JPMorgan Chase — the largest bank in the U.S. — announced Thursday that 76 million households and 7 million small businesses could have had their private information exposed in a recent cyberattack.
“User contact information — name, address, phone number and email address — and internal JPMorgan Chase information relating to such users have been compromised,” the bank revealed in a Thursday filing with the Securities and Exchange Commission, Business Insider reports.
“However, there is no evidence that account information for such affected customers — account numbers, passwords, user IDs, dates of birth or Social Security numbers — was compromised during this attack.”
Agencies including the FBI and NSA have been investigating a successful hack against the bank since August, when investigators believe a Russian-based hacking network exploited a vulnerability on a bank website and broke through multiple layers of complex security to steal gigs of sensitive data. (RELATED: FBI, NSA Investigating Whether Russia Hacked U.S. Banks To Retaliate Against Economic Sanctions)

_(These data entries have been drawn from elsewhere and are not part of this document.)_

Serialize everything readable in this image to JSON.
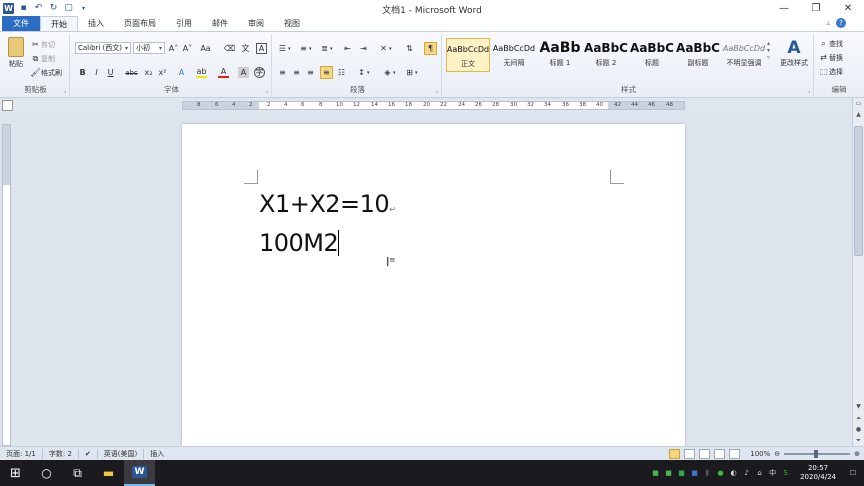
{
  "window": {
    "title": "文档1 - Microsoft Word",
    "minimize_icon": "minimize-icon",
    "restore_icon": "restore-icon",
    "close_icon": "close-icon"
  },
  "tabs": [
    {
      "label": "文件"
    },
    {
      "label": "开始"
    },
    {
      "label": "插入"
    },
    {
      "label": "页面布局"
    },
    {
      "label": "引用"
    },
    {
      "label": "邮件"
    },
    {
      "label": "审阅"
    },
    {
      "label": "视图"
    }
  ],
  "ribbon": {
    "clipboard": {
      "label": "剪贴板",
      "paste": "粘贴",
      "cut": "剪切",
      "copy": "复制",
      "format_painter": "格式刷"
    },
    "font": {
      "label": "字体",
      "font_name": "Calibri (西文)",
      "font_size": "小初"
    },
    "paragraph": {
      "label": "段落"
    },
    "styles": {
      "label": "样式",
      "items": [
        {
          "sample": "AaBbCcDd",
          "name": "正文"
        },
        {
          "sample": "AaBbCcDd",
          "name": "无间隔"
        },
        {
          "sample": "AaBb",
          "name": "标题 1"
        },
        {
          "sample": "AaBbC",
          "name": "标题 2"
        },
        {
          "sample": "AaBbC",
          "name": "标题"
        },
        {
          "sample": "AaBbC",
          "name": "副标题"
        },
        {
          "sample": "AaBbCcDd",
          "name": "不明显强调"
        }
      ],
      "change_styles": "更改样式"
    },
    "editing": {
      "label": "编辑",
      "find": "查找",
      "replace": "替换",
      "select": "选择"
    }
  },
  "ruler": {
    "ticks": [
      "8",
      "6",
      "4",
      "2",
      "2",
      "4",
      "6",
      "8",
      "10",
      "12",
      "14",
      "16",
      "18",
      "20",
      "22",
      "24",
      "26",
      "28",
      "30",
      "32",
      "34",
      "36",
      "38",
      "40",
      "42",
      "44",
      "46",
      "48"
    ]
  },
  "document": {
    "lines": [
      "X1+X2=10",
      "100M2"
    ]
  },
  "status": {
    "page": "页面: 1/1",
    "words": "字数: 2",
    "language": "英语(美国)",
    "insert": "插入",
    "zoom": "100%"
  },
  "taskbar": {
    "time": "20:57",
    "date": "2020/4/24"
  }
}
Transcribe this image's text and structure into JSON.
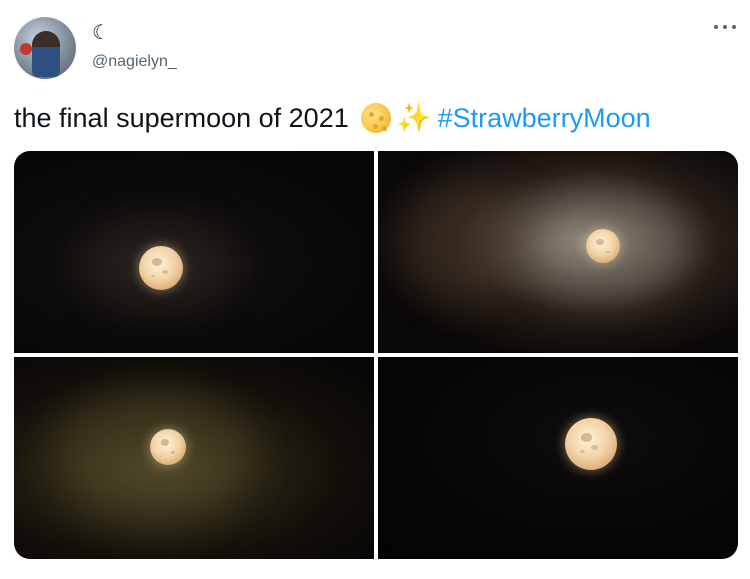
{
  "tweet": {
    "display_name": "☾",
    "handle": "@nagielyn_",
    "text": "the final supermoon of 2021",
    "hashtag": "#StrawberryMoon",
    "emojis": [
      "full-moon-emoji",
      "sparkles-emoji"
    ]
  },
  "media": {
    "photos": [
      {
        "name": "moon-photo-1"
      },
      {
        "name": "moon-photo-2"
      },
      {
        "name": "moon-photo-3"
      },
      {
        "name": "moon-photo-4"
      }
    ]
  },
  "icons": {
    "more": "more-options-icon",
    "sparkles": "✨"
  },
  "colors": {
    "link": "#1d9bf0",
    "secondary_text": "#536471",
    "primary_text": "#0f1419"
  }
}
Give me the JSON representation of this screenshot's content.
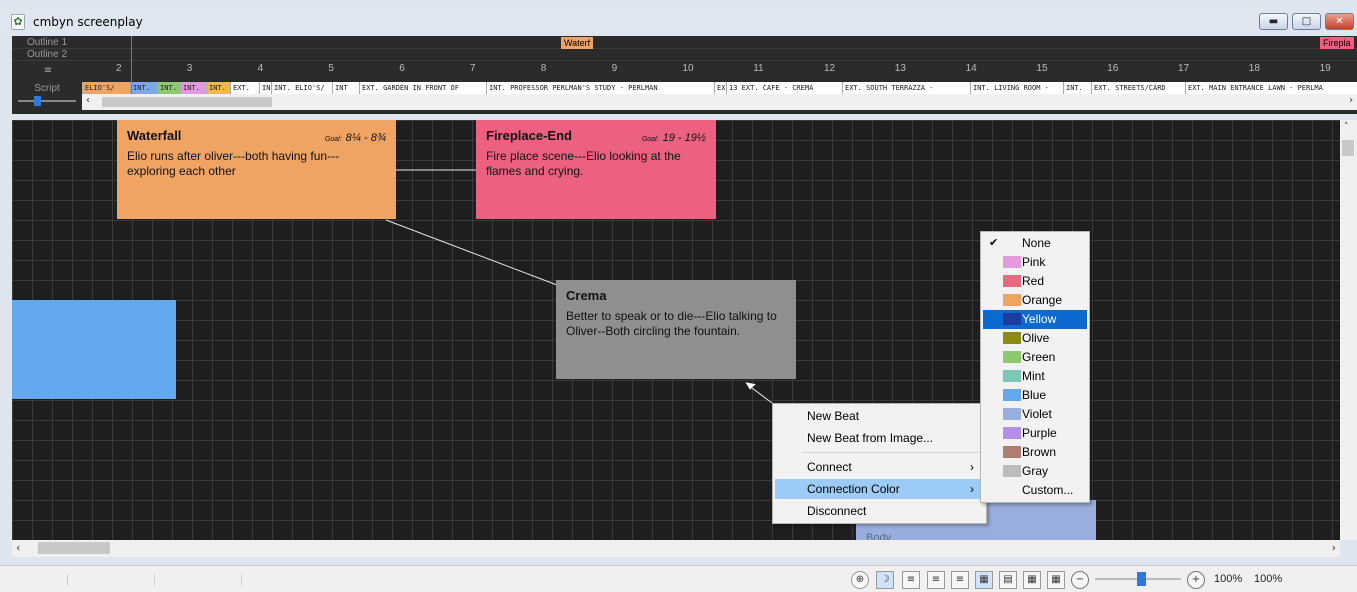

Sources familiar with the probe told Bloomberg in August that data seized from bank employees — including executives — may have included customer data.
A spokesperson for JPMorgan denied a New York Times report alleging the bank had been hacked twice in the last three months, and the Thursday SEC filing states the reported breach is in regard to a previously disclosed cyberattack — implying that the Russian-based attack and the breach reported Thursday are one and the same.
JPMorgan is on high alert for unusual activity but reports it has yet to encounter any unusual fraud that could be linked to the hack.
“How would you shake the United States back? Attack a bank in cyberspace,” former NSA Director Gen. Keith Alexander said last month. “If it was them, they just sent a real message: ‘You’re vulnerable.’” (RELATED: Ex-NSA Chief Keith Alexander Says JPMorgan Hack Proves U.S. Financial System Is Vulnerable)